Ranches and farms still play an important role in the U.S. economy and contribute to a multi-billion dollar industry. Whether cash crops, field crops, livestock, or otherwise, agriculture is a thriving, sustainable business endeavor.
There are plenty of non-agricultural uses for open land, too. Hunting property, fly fishing ranches, equestrian stables, and camping lodges are all viable businesses that can make land profitable.
Texas, Colorado, Oklahoma, Montana, and Tennessee are all rich with opportunities for investment. It is easy to find a cattle farm for sale, hunting and fishing land for sale, or open ranchland for sale. And businesses are growing in these wide-open states; for instance, Montana’s population is slated to grow over 14% by 2043 and other Midwestern states follow suit.
Things to consider when buying rural land include the history and culture of the land, the effects of extreme weather in the area, and the proximity to markets; these will all have an affect on the profitability of your venture. Investigate the history of the land you?re interested in; sometimes, properties or houses have cultural significance that may influence the value or management of the land. Also consider what sort of extreme weather might affect the area and be sure the appropriate safety measures have been taken in reinforcing structures, providing emergency shelter, and establishing evacuation routes. Also, depending on what the land is used for, be sure you have access to the nearest markets.
Most importantly, it is important to have a land and real estate agent who is knowledgeable about the specifics of farm real estate. They should be able to identify the components of quality and value; besides location, other factors include building improvement value, diversity of agricultural resources, potential recreational features, conservation needs, and market percentages.

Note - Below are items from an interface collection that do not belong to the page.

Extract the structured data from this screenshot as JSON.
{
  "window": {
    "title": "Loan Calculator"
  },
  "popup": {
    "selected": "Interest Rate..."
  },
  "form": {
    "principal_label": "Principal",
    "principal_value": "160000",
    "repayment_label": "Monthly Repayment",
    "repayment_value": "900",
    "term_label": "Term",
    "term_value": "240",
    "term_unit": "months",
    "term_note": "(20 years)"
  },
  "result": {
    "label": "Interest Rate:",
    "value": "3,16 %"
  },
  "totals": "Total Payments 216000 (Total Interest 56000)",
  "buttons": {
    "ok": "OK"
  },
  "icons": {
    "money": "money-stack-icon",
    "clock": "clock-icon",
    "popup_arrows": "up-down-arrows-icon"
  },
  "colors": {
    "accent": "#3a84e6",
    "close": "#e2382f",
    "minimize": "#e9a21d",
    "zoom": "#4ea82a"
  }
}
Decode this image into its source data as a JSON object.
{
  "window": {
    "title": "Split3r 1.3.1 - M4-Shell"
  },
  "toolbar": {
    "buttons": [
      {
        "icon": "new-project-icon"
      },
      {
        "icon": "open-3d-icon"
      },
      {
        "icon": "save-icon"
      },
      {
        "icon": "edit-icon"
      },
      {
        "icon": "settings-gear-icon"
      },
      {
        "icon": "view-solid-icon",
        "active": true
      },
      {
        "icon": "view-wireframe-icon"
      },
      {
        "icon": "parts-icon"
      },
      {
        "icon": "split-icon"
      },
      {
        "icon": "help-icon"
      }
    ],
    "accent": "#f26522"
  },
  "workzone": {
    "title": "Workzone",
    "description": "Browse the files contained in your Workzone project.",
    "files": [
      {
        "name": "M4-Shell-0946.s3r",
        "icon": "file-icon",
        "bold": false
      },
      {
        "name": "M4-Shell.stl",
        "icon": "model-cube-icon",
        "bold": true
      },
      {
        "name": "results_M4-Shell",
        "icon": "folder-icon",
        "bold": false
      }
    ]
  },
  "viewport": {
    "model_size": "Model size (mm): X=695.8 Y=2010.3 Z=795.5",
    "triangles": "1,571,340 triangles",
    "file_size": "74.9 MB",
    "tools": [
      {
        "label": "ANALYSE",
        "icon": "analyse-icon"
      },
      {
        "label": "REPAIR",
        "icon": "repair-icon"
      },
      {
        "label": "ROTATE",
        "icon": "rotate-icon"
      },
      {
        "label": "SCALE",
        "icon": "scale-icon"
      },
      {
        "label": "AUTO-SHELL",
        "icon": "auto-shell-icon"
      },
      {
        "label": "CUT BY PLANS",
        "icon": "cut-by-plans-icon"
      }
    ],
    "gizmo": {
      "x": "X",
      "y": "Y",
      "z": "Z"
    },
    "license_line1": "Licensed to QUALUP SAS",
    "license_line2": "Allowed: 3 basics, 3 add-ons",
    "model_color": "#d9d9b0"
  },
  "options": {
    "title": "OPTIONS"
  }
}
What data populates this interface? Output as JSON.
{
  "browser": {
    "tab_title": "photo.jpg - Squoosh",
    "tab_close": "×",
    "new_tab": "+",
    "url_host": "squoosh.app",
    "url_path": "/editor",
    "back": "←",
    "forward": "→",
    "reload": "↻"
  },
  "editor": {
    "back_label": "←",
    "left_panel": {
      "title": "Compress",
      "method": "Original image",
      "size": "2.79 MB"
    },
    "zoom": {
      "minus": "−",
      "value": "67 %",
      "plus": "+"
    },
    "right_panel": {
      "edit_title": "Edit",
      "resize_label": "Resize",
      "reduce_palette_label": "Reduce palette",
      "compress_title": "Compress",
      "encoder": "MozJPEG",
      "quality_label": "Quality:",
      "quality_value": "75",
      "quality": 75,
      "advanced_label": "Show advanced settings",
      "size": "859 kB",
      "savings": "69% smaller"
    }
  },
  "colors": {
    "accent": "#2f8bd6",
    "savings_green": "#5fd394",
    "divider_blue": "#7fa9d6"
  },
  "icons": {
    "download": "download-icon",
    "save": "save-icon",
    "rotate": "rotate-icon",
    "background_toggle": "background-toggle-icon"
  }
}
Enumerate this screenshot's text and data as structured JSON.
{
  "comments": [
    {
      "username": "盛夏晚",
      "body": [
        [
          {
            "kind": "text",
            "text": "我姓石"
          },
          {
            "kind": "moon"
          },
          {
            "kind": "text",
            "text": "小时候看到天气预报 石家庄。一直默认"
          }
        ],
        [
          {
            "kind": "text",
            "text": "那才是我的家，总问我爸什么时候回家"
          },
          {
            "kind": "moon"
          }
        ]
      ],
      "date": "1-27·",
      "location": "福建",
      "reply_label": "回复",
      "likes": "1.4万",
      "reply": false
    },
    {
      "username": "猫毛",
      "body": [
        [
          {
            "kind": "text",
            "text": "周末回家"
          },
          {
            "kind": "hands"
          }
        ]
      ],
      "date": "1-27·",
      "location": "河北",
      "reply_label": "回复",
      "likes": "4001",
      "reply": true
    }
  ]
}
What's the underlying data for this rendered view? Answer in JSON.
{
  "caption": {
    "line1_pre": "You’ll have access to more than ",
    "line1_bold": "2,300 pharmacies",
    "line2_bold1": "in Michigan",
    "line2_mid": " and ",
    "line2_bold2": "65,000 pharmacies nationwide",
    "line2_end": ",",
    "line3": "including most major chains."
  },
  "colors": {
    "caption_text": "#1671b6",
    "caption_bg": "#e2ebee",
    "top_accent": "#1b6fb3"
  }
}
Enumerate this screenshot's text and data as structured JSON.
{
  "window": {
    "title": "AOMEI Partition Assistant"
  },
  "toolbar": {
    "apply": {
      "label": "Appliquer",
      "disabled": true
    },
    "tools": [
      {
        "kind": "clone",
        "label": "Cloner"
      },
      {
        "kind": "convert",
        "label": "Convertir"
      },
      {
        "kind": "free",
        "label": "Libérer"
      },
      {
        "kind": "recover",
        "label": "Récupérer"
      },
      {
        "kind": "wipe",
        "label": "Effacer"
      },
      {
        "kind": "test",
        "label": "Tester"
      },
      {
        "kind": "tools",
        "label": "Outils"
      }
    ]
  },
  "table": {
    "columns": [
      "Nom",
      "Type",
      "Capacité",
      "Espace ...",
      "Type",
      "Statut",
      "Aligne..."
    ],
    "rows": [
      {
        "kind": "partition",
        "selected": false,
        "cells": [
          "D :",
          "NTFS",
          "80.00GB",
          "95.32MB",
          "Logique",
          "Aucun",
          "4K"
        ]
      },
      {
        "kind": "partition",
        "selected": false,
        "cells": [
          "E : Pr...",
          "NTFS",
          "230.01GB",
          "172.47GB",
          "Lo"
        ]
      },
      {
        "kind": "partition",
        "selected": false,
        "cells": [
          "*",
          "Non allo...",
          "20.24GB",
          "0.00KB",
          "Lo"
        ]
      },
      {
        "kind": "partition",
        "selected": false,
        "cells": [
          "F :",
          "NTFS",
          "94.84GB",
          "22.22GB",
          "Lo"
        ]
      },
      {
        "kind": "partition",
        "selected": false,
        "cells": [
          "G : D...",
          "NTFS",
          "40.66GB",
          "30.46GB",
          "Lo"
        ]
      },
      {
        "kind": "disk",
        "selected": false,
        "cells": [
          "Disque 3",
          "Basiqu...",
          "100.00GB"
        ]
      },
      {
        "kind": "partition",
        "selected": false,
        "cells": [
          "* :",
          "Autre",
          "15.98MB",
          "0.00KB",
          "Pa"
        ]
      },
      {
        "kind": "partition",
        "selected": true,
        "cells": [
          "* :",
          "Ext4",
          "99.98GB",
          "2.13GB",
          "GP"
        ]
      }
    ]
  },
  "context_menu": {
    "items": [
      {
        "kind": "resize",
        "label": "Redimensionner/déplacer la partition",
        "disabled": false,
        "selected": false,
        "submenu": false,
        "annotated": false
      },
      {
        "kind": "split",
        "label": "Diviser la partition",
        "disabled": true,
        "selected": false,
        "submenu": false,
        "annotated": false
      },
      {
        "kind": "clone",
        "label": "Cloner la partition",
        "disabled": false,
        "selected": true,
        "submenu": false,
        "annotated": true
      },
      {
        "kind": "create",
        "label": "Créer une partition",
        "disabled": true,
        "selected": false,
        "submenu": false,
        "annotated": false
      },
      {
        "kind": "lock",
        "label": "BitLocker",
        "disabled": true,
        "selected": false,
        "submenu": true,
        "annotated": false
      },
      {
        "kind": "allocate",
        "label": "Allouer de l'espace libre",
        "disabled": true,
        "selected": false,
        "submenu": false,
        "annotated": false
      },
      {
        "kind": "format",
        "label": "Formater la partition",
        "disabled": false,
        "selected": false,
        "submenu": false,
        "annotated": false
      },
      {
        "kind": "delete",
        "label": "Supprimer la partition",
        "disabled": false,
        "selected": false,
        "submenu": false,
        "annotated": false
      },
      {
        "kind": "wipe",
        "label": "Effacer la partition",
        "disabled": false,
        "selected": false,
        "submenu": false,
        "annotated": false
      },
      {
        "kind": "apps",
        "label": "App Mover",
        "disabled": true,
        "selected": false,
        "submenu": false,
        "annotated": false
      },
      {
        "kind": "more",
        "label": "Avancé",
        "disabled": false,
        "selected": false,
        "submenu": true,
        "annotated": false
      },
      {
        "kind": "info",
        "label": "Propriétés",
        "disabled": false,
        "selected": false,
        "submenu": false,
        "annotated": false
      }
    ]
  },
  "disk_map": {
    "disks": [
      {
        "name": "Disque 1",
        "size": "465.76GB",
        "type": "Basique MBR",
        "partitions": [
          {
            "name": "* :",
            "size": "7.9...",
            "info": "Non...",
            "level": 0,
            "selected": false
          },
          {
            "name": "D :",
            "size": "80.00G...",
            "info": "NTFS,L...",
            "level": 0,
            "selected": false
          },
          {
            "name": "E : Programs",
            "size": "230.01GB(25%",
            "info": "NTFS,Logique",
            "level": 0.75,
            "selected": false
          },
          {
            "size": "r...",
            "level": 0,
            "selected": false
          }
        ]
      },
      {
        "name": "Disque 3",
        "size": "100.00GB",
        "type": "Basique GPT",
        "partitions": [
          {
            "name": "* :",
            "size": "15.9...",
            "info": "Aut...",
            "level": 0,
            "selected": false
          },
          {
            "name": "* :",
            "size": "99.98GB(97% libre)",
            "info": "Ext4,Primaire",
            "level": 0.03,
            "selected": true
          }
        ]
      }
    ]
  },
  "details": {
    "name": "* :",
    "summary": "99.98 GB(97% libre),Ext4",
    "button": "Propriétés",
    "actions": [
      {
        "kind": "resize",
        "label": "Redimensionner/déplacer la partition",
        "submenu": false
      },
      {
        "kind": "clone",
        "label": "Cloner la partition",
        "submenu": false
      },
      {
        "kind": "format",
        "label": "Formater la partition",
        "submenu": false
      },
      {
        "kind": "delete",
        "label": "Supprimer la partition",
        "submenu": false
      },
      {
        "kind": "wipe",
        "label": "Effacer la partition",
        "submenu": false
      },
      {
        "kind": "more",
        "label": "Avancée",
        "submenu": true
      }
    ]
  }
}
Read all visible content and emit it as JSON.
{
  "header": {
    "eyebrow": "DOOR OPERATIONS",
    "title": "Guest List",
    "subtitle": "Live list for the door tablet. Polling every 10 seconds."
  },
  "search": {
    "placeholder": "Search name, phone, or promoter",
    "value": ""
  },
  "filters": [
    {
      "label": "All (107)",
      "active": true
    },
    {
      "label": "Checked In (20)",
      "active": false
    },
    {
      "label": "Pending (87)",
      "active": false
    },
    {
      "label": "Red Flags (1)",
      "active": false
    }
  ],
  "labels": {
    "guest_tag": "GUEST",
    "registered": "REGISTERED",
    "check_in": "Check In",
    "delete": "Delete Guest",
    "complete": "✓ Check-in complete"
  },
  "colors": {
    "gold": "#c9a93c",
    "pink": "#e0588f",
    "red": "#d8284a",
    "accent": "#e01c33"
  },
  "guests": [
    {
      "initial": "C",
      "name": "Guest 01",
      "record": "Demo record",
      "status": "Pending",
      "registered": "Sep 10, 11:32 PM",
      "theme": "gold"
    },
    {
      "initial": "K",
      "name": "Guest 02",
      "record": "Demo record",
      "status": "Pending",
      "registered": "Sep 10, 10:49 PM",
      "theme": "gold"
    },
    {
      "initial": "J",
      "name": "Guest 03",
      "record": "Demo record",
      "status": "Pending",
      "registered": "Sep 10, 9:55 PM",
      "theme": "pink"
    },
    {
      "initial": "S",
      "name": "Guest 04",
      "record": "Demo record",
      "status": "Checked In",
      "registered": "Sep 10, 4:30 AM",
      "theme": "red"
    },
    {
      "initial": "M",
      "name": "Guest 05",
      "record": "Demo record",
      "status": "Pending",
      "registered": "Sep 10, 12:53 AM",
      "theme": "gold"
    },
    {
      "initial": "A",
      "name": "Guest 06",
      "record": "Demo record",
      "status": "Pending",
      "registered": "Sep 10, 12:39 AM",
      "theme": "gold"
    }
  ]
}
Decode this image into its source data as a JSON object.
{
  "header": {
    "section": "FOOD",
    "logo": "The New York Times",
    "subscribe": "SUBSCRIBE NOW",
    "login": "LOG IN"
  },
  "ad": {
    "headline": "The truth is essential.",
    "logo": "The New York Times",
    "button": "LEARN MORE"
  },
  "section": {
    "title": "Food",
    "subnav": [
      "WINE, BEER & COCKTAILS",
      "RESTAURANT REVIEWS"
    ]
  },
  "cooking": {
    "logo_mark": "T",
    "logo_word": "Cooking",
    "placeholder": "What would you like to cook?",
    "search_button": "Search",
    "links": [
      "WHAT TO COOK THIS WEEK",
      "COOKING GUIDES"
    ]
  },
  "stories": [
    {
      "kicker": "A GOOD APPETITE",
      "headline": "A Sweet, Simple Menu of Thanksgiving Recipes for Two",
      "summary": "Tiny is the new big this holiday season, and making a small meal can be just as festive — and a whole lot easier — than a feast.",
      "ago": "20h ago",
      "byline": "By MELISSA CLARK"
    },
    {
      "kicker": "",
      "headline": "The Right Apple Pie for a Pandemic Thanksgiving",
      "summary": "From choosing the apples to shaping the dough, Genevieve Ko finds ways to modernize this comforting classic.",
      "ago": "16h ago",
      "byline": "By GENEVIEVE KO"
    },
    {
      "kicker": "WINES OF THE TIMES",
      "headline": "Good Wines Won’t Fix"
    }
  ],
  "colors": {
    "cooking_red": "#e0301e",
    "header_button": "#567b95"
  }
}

If you’ve always dreamed of owning ranchland, or if the sight of a roadside sign reading ?cattle farm for sale? intrigues you, go for it. There are plenty of opportunities available, and lots of ways to make farmland work for you.